APA 6th Edition Marković, S. (2019). Od Bara i Dubrovnika do Ancone: posljednja volja Prokulijana Camillova Besalija. Povijesni prilozi, 38 (57), 31-67. https://doi.org/10.22586/pp.v38i57.8664
MLA 8th Edition Marković, Savo. "Od Bara i Dubrovnika do Ancone: posljednja volja Prokulijana Camillova Besalija." Povijesni prilozi, vol. 38, br. 57, 2019, str. 31-67. https://doi.org/10.22586/pp.v38i57.8664. Citirano 14.04.2021.
Chicago 17th Edition Marković, Savo. "Od Bara i Dubrovnika do Ancone: posljednja volja Prokulijana Camillova Besalija." Povijesni prilozi 38, br. 57 (2019): 31-67. https://doi.org/10.22586/pp.v38i57.8664
Harvard Marković, S. (2019). 'Od Bara i Dubrovnika do Ancone: posljednja volja Prokulijana Camillova Besalija', Povijesni prilozi, 38(57), str. 31-67. https://doi.org/10.22586/pp.v38i57.8664
Vancouver Marković S. Od Bara i Dubrovnika do Ancone: posljednja volja Prokulijana Camillova Besalija. Povijesni prilozi [Internet]. 2019 [pristupljeno 14.04.2021.];38(57):31-67. https://doi.org/10.22586/pp.v38i57.8664
IEEE S. Marković, "Od Bara i Dubrovnika do Ancone: posljednja volja Prokulijana Camillova Besalija", Povijesni prilozi, vol.38, br. 57, str. 31-67, 2019. [Online]. https://doi.org/10.22586/pp.v38i57.8664

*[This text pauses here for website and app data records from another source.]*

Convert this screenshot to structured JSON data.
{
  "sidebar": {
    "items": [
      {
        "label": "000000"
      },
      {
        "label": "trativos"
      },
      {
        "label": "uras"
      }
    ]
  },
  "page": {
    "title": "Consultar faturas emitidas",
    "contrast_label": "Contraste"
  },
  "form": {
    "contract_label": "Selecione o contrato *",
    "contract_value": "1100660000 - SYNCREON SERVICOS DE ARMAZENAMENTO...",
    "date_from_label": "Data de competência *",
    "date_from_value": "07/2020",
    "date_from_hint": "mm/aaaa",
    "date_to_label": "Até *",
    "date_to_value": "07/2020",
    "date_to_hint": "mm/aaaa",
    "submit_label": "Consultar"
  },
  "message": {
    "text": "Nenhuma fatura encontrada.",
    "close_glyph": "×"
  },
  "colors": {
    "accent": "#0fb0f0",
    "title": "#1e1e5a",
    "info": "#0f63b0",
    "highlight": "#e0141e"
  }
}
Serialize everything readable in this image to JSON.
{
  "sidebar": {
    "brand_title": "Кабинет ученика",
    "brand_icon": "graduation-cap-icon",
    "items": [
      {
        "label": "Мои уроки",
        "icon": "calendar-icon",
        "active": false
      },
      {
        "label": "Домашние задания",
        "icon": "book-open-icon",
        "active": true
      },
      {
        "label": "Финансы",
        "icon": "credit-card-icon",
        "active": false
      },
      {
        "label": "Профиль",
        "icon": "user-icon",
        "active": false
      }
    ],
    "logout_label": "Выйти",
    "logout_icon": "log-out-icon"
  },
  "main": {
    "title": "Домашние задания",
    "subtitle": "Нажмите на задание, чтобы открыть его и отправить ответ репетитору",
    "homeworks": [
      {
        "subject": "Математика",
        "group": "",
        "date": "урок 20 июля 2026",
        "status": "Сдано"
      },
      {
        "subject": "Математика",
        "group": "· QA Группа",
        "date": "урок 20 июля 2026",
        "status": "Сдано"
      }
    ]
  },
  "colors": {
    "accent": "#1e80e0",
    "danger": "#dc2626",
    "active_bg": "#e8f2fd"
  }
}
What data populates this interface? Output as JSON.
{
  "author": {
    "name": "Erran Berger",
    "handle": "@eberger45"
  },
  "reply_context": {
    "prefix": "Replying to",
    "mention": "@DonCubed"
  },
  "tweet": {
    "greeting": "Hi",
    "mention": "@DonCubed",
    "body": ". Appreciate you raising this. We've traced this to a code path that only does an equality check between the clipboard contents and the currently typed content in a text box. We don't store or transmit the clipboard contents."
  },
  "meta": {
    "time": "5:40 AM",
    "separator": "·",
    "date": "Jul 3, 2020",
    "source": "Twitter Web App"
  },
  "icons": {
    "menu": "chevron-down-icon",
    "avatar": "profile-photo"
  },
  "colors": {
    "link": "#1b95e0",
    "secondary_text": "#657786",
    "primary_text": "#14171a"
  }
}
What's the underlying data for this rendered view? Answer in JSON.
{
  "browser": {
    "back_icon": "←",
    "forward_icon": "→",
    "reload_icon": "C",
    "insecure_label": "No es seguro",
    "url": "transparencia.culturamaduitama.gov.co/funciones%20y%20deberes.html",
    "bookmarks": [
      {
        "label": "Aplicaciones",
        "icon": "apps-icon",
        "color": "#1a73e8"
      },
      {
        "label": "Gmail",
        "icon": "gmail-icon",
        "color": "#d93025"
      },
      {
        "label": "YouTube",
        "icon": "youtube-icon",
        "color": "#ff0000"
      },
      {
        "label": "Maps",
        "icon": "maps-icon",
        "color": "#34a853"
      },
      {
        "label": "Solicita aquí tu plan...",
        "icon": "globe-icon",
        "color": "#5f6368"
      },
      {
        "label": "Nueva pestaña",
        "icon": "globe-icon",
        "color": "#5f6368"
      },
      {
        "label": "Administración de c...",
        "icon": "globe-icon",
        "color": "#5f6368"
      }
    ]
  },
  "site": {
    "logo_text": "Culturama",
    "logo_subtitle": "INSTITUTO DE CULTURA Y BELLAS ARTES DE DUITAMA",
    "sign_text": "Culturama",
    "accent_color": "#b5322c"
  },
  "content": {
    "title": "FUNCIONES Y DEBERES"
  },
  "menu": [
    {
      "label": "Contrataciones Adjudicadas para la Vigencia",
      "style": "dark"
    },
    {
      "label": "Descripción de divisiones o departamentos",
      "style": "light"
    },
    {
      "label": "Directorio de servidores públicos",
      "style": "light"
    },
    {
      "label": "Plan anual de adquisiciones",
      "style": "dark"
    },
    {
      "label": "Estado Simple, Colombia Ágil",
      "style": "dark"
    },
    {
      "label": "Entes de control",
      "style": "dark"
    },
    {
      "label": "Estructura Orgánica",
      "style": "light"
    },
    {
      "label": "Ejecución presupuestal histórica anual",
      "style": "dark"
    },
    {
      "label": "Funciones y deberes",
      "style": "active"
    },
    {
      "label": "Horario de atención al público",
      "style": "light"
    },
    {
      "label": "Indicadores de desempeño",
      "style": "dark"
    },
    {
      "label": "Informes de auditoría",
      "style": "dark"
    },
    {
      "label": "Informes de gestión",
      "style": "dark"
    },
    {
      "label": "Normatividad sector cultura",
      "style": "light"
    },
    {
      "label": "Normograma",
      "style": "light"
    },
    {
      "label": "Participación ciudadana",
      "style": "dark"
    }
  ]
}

Sažetak Based on the studies of genealogical prosopography, the paper expands the knowledge about the Besali family, originating from Bar in the mid-16th century and extinguished in Dubrovnik in the mid-17th century. The document, although related basically to one of its members, contains some unknown facts that complement the resumes of his closest relatives and friends, enlightening the whole social era. The State Archives in Dubrovnik preserve eight pages of a document registered on March 23, 1590, which contains the testament and the codicil of Prokulijan Camillo’s Besali, made on 10 and 19 November 1589 in Ancona, along with the distribution made according to these wills in the period between 1 December 1589 and 1591/95. The source provides a specific insight into the lives of the Besali family members who were moving and settling in both sides of the Adriatic. Significant geopolitical changes and threats to security caused them to leave their homeland and reside or stay for prolonged periods in different cities, trying to recreate and continue their existences in those areas. This confirms the permeation of cultural horizons and the interdependence of the Adriatic and Mediterranean spaces. Because of his personal name, coming from his mother’s family, historiographers have long confused Prokulijan Besali with his renowned father. By throwing light on his activity, it has been revealed that the testator, who resided in Ancona, was involved in trade, financially supported by the capital of Dubrovnik’s and Italian traders. Prokulijan’s abiding in Italy not only did not raise the issue of assimilation, but also opened much greater opportunities for the provision of commodities, borrowings, investments, and social ascent. Judging from Besali’s accounts, his trade routes from Ancona and the Marche may have included Venice, Milan, Florence, and the Levant. Among his business associates some very prestigious names have been recognized. Perhaps because of this, and not due to the lack of competence in managing his business ventures, the formulations of his last will speak much more about the settlement of obligations than about the collection of debts. The executors of his last will, and, given the way of expressing his emotions over the legacies, surely his close friends, belonged to Dubrovnik’s noble lineages of Resti and Gundula. In addition to the evident closeness among the members of Prokulijan’s family, an immanent spiritual impulse and a certain inherent sympathy attitude towards the poorer, lower social layer are discernible. The analysed historical source, which has a major change in the historical context as its background, still contains indication of a collective identity recognizable in communal affiliation. The last will of the exile from Bar deceased in the province of Marche, son of the patrician Paola from the Prokulijan lineage and the famous and influential Italian Renaissance poet Camillo – and brother of the renowned humanist, Dubrovnik’s Chancellor Viktor – is a remarkable testimony of the life paths, migrations, and trade flows of the time.